3rd Test, Day 1: Chris Rogers quietly bucks the trend as wickets tumble
Chris Rogers is a throwback. A craggy, no-frills batsman who makes runs unobtrusively but incessantly using all his 37 years experience to eke out an existence. He shuffles about the crease and steers the ball into space with stiff, inelegant movements. There is no machismo about his play. He forces the bowlers to work for his wicket. He proved both to his teammates and to England that success on this slightly unpredictable pitch was possible if you waited for the right ball to hit. But no one else on his side took the hint. Apart from Rogers, Australia’s batting was diabolical.

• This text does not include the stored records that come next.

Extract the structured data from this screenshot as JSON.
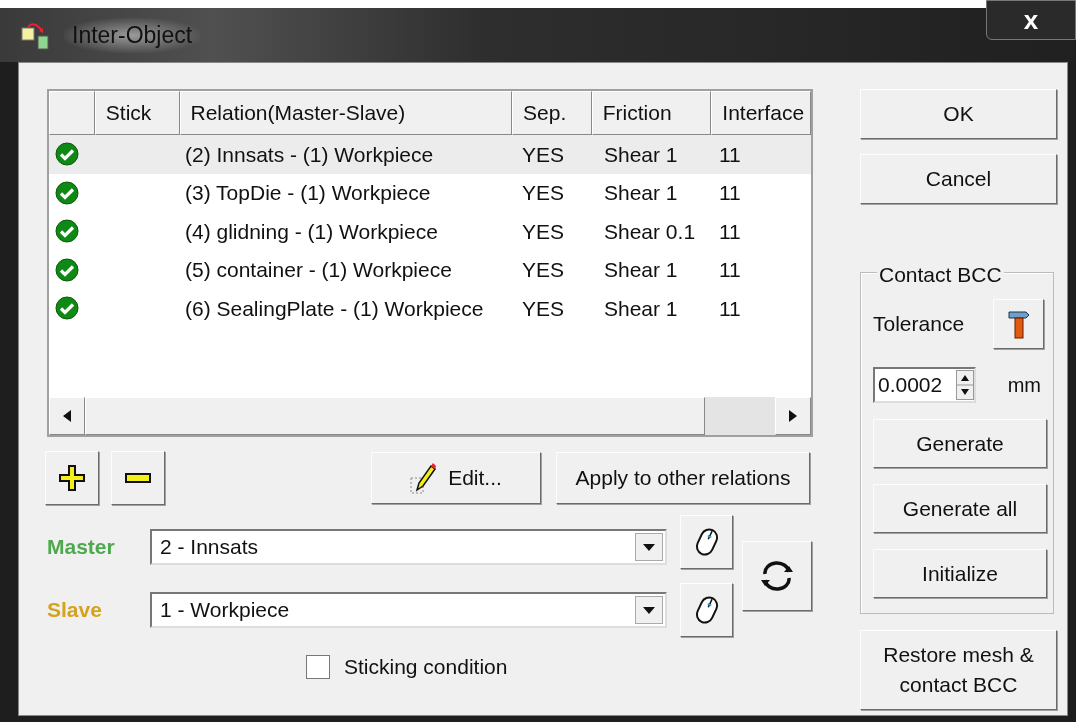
{
  "window": {
    "title": "Inter-Object",
    "close": "x"
  },
  "table": {
    "columns": [
      "Stick",
      "Relation(Master-Slave)",
      "Sep.",
      "Friction",
      "Interface"
    ],
    "rows": [
      {
        "relation": "(2) Innsats - (1) Workpiece",
        "sep": "YES",
        "friction": "Shear 1",
        "interface": "11",
        "status_ok": true,
        "selected": true
      },
      {
        "relation": "(3) TopDie - (1) Workpiece",
        "sep": "YES",
        "friction": "Shear 1",
        "interface": "11",
        "status_ok": true,
        "selected": false
      },
      {
        "relation": "(4) glidning - (1) Workpiece",
        "sep": "YES",
        "friction": "Shear 0.1",
        "interface": "11",
        "status_ok": true,
        "selected": false
      },
      {
        "relation": "(5) container - (1) Workpiece",
        "sep": "YES",
        "friction": "Shear 1",
        "interface": "11",
        "status_ok": true,
        "selected": false
      },
      {
        "relation": "(6) SealingPlate - (1) Workpiece",
        "sep": "YES",
        "friction": "Shear 1",
        "interface": "11",
        "status_ok": true,
        "selected": false
      }
    ]
  },
  "edit_button": "Edit...",
  "apply_button": "Apply to other relations",
  "master": {
    "label": "Master",
    "value": "2 - Innsats"
  },
  "slave": {
    "label": "Slave",
    "value": "1 - Workpiece"
  },
  "sticking_condition": {
    "label": "Sticking condition",
    "checked": false
  },
  "ok_button": "OK",
  "cancel_button": "Cancel",
  "contact_bcc": {
    "title": "Contact BCC",
    "tolerance_label": "Tolerance",
    "tolerance_value": "0.0002",
    "unit": "mm",
    "buttons": [
      "Generate",
      "Generate all",
      "Initialize"
    ]
  },
  "restore_button": "Restore mesh & contact BCC"
}
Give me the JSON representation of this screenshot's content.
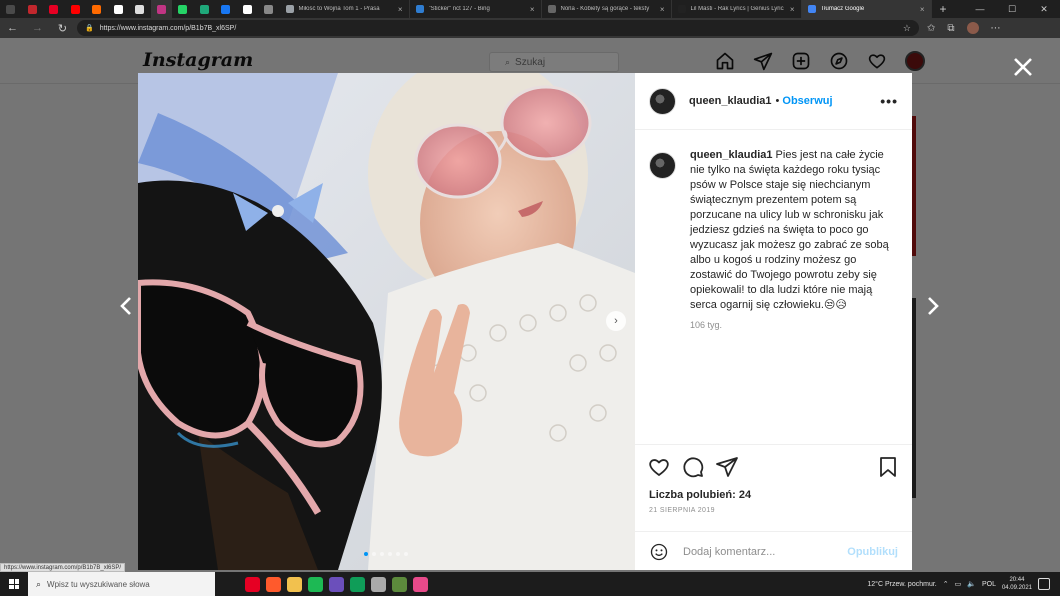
{
  "browser": {
    "tabs": [
      {
        "title": "Miłość to Wojna Tom 1 - Prasa",
        "active": false,
        "color": "#9aa0a6"
      },
      {
        "title": "\"Sticker\" nct 127 - Bing",
        "active": false,
        "color": "#2f7dd1"
      },
      {
        "title": "Norla - Kobiety są gorące - teksty",
        "active": false,
        "color": "#666666"
      },
      {
        "title": "Lil Masti - Rak Lyrics | Genius Lyrics",
        "active": false,
        "color": "#222222"
      },
      {
        "title": "Tłumacz Google",
        "active": true,
        "color": "#4285f4"
      }
    ],
    "pinned_colors": [
      "#4a4a4a",
      "#c1272d",
      "#e60023",
      "#ff0000",
      "#ff6a00",
      "#ffffff",
      "#dddddd",
      "#c13584",
      "#25d366",
      "#1fa87a",
      "#1877f2",
      "#ffffff",
      "#888888"
    ],
    "url": "https://www.instagram.com/p/B1b7B_xl6SP/",
    "status_url": "https://www.instagram.com/p/B1b7B_xl6SP/"
  },
  "instagram": {
    "logo": "Instagram",
    "search_placeholder": "Szukaj"
  },
  "post": {
    "username": "queen_klaudia1",
    "separator": "•",
    "follow_label": "Obserwuj",
    "more_label": "•••",
    "caption": "Pies jest na całe życie nie tylko na święta każdego roku tysiąc psów w Polsce staje się niechcianym świątecznym prezentem potem są porzucane na ulicy lub w schronisku jak jedziesz gdzieś na święta to poco go wyzucasz jak możesz go zabrać ze sobą albo u kogoś u rodziny możesz go zostawić do Twojego powrotu zeby się opiekowali! to dla ludzi które nie mają serca ogarnij się człowieku.😒😥",
    "caption_age": "106 tyg.",
    "likes": "Liczba polubień: 24",
    "date": "21 SIERPNIA 2019",
    "comment_placeholder": "Dodaj komentarz...",
    "publish_label": "Opublikuj",
    "carousel": {
      "count": 6,
      "active": 0
    }
  },
  "taskbar": {
    "search_placeholder": "Wpisz tu wyszukiwane słowa",
    "app_colors": [
      "#e60023",
      "#ff5a2c",
      "#f2c14e",
      "#1db954",
      "#6b4fbb",
      "#0f9d58",
      "#aaaaaa",
      "#5c8a3c",
      "#e84a8a"
    ],
    "weather": "12°C  Przew. pochmur.",
    "language": "POL",
    "time": "20:44",
    "date": "04.09.2021"
  }
}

The bespectacled Rogers has spent 20 years doing a sort of doctorate in batting, more than half of it in England where there is the richest diversity of conditions. Seeking a full batting education, he played club cricket in Devon and the Midlands before spells with four different counties – Derbyshire, Leicestershire, Northants and most recently Middlesex. Perhaps that is why he seems most un-Australian both in his play and in his manner – he is eternally polite and still applauds opposing batsmen when they reach significant milestones.
He was determined to be passed fit for this match – after the recent complications associated with his blow on the head – because he knows how essential he is to this team here. He is the Australian best equipped to deal with English conditions. He would have realised after the first ball of the match – from Jimmy Anderson – which zipped past his outside edge and soared into Jos Buttler’s gloves, that the situation would demand all his hard-earned expertise.
This involved getting into position early and playing the ball as late as you dared. Edgbaston – often a capricious surface, on day one especially – rewards patience and punishes extravagance. Batsmen who go in search of runs will donate wickets. You must let the ball come to you. It is a surface for gatherers not hunters.
Rogers did that expertly. He took guard deep in his crease, and remained on the backfoot looking to dab and glide and deflect the ball with pushes and punches. One sliced drive when a delivery wasn’t quite as full as he expected, looped agonizingly over Ben Stokes head at cover. Otherwise, he was a model of restraint, leaving the ball judiciously, while also making sure that runs were scored and width was capitalized on. He knows a strokeless batsman is a sitting target.
Like another prolific left hander – Kumar Sangakkara, a man Rogers greatly admires – he confounds the accepted wisdom that you must hit straight on seaming pitches. Instead he allows his hands and feet to go with the movement, steering the outswinger square of the wicket, riding the movement, placing it carefully into gaps, using the pace already provided.
Looking unflustered despite the wreckage occurring around him, Rogers continued dabbing and deflecting runs, and 45 not out, had exactly half the Australian total. When he had made fifty he had continued his exceptional run of nine half centuries in 10 completed innings, and was only prized out by an mischevious delivery from Broad which turned an unexpected corner from round the wicket and trapped him lbw. He has now made 369 runs in the series, average 90. Steve Smith’s 214 at Lord’s overshadowed Rogers 173. Unobtrusive you see.
He is nicknamed Bucky after Buck Rogers from the 1947 American comic-book superhero. And after this calamitous mess they have landed themselves in, the Australians may need one to escape. And English lead of 150 will be crippling.